As always, HRC is well ahead of the curve.
This week, President Obama got a Twitter account—eight years too late. Looking to avoid a similar gaffe, and to reinforce how well she understands today’s youth, 2016 contender Hillary Clinton instead joined the mysterious new social network that everyone’s talking about.
What exactly is LinkedIn? Nobody can be sure. Preliminary reports suggest it could be the new Ello, or perhaps an improved version of Meerkat. What we do know is that most of its users are experts in Natural Horsemanship and Xbox 360.
Anyway, as of this writing, Clinton has 3,579 followers, which seems pretty good. Not enough to secure a nomination, but good!

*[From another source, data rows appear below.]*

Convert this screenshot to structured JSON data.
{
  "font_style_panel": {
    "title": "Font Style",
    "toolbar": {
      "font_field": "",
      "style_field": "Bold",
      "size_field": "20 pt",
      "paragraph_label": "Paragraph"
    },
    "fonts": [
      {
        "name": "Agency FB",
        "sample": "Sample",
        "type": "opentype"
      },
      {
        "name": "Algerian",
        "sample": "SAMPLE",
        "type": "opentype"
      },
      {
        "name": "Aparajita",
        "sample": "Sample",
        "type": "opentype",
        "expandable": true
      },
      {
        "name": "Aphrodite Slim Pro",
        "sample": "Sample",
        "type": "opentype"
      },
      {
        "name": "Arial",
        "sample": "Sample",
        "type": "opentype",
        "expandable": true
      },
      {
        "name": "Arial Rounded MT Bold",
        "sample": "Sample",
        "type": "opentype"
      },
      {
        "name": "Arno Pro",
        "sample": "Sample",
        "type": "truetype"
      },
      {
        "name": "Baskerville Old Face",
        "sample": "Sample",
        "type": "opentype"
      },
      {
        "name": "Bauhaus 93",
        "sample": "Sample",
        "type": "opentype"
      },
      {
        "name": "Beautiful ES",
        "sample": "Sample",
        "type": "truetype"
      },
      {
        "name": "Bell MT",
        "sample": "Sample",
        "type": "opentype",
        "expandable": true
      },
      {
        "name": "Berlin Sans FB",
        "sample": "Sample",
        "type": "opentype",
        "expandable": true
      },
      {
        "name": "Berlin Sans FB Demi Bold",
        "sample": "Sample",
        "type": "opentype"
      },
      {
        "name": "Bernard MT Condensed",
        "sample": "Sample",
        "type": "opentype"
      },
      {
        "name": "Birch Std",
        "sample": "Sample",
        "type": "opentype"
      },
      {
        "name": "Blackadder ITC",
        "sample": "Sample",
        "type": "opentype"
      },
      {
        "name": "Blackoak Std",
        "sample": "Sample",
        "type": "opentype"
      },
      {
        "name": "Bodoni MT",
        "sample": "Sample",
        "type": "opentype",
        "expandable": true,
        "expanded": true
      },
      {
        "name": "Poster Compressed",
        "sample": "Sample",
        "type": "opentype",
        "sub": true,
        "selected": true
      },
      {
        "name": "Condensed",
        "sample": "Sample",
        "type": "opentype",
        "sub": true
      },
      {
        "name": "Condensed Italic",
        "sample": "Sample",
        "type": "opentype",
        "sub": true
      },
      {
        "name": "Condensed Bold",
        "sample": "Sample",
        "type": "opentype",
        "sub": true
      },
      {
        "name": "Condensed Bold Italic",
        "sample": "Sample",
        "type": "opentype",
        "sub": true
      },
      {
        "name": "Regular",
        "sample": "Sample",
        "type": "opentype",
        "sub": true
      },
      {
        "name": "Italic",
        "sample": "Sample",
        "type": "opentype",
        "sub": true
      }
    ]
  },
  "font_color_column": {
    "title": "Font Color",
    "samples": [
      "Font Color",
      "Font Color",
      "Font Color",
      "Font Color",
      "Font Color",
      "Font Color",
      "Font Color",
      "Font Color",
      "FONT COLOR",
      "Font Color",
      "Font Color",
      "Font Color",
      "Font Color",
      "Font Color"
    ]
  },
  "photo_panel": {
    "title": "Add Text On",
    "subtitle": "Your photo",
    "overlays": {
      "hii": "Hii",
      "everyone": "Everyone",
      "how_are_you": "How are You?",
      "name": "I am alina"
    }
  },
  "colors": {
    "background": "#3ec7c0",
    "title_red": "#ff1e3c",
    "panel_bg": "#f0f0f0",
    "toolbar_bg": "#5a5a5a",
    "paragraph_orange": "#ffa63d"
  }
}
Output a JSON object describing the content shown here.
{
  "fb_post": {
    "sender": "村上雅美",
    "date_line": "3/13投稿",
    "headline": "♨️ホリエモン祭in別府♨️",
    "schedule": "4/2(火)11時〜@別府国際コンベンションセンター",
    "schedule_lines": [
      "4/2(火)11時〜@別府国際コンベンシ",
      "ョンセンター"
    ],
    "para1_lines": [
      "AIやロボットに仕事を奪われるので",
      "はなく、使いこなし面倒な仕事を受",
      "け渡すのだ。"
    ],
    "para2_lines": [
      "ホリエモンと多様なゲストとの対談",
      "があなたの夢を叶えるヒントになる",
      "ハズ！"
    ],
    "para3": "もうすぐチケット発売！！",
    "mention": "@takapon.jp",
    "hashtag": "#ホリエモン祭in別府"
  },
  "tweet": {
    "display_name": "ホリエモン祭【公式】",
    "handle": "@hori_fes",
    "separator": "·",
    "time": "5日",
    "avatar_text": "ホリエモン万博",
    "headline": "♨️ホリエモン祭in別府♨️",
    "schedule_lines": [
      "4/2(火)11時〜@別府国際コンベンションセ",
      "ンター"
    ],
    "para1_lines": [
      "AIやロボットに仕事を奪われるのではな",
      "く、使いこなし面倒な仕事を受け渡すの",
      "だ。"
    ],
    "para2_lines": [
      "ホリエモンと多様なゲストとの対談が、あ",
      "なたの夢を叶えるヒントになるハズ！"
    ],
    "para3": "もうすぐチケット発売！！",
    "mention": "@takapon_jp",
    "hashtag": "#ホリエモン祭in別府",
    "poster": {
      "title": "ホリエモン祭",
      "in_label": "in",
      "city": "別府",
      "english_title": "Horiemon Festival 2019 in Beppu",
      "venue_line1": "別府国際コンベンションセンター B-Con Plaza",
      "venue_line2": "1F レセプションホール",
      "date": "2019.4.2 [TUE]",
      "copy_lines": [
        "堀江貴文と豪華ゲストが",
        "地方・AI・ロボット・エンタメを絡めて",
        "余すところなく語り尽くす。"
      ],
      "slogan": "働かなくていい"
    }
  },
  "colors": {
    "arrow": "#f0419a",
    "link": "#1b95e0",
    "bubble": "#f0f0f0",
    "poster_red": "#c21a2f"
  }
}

Since staking out some territory on the as-yet-unexplained site, Clinton has published a #shortread about how great American small businesses are and what we can do to keep them from dying a slow, agonizing death. This is a refreshing departure from the talking points of every other presidential candidate from the past 60 years, and it also showcases how great LinkedIn is at hosting content that could easily be posted on your campaign page.
But wait, there’s more! As with Facebook—a major social hub that LinkedIn will probably supplant within the next six months—there’s space to humblebrag about life events. We couldn’t help noticing a curious gap in Clinton’s résumé, however, where she took a year off from being First Lady of the United States. (The “typo,” if we’re calling it that, has since been “corrected,” even though we all know what was really up back then.)
Aside from the revelation that Clinton edited a book of children’s letters to the pets she kept in the White House and reassurances that middle-aged white people don’t hate her, what does this LinkedIn profile mean for you? Should you register yourself and try to “connect” with the commander-in-chief-in-waiting?
Nah, just wait and friend her when she gets Google+.
Photo via Marc Nozell/Flickr (CC BY 2.0)
Miles Klee is a novelist and web culture reporter. The former editor of the Daily Dot’s Unclick section, Klee’s essays, satire, and fiction have appeared in Lapham’s Quarterly, Vanity Fair, 3:AM, Salon, the Awl, the New York Observer, the Millions, and the Village Voice. He's the author of two odd books of fiction, 'Ivyland' and 'True False.'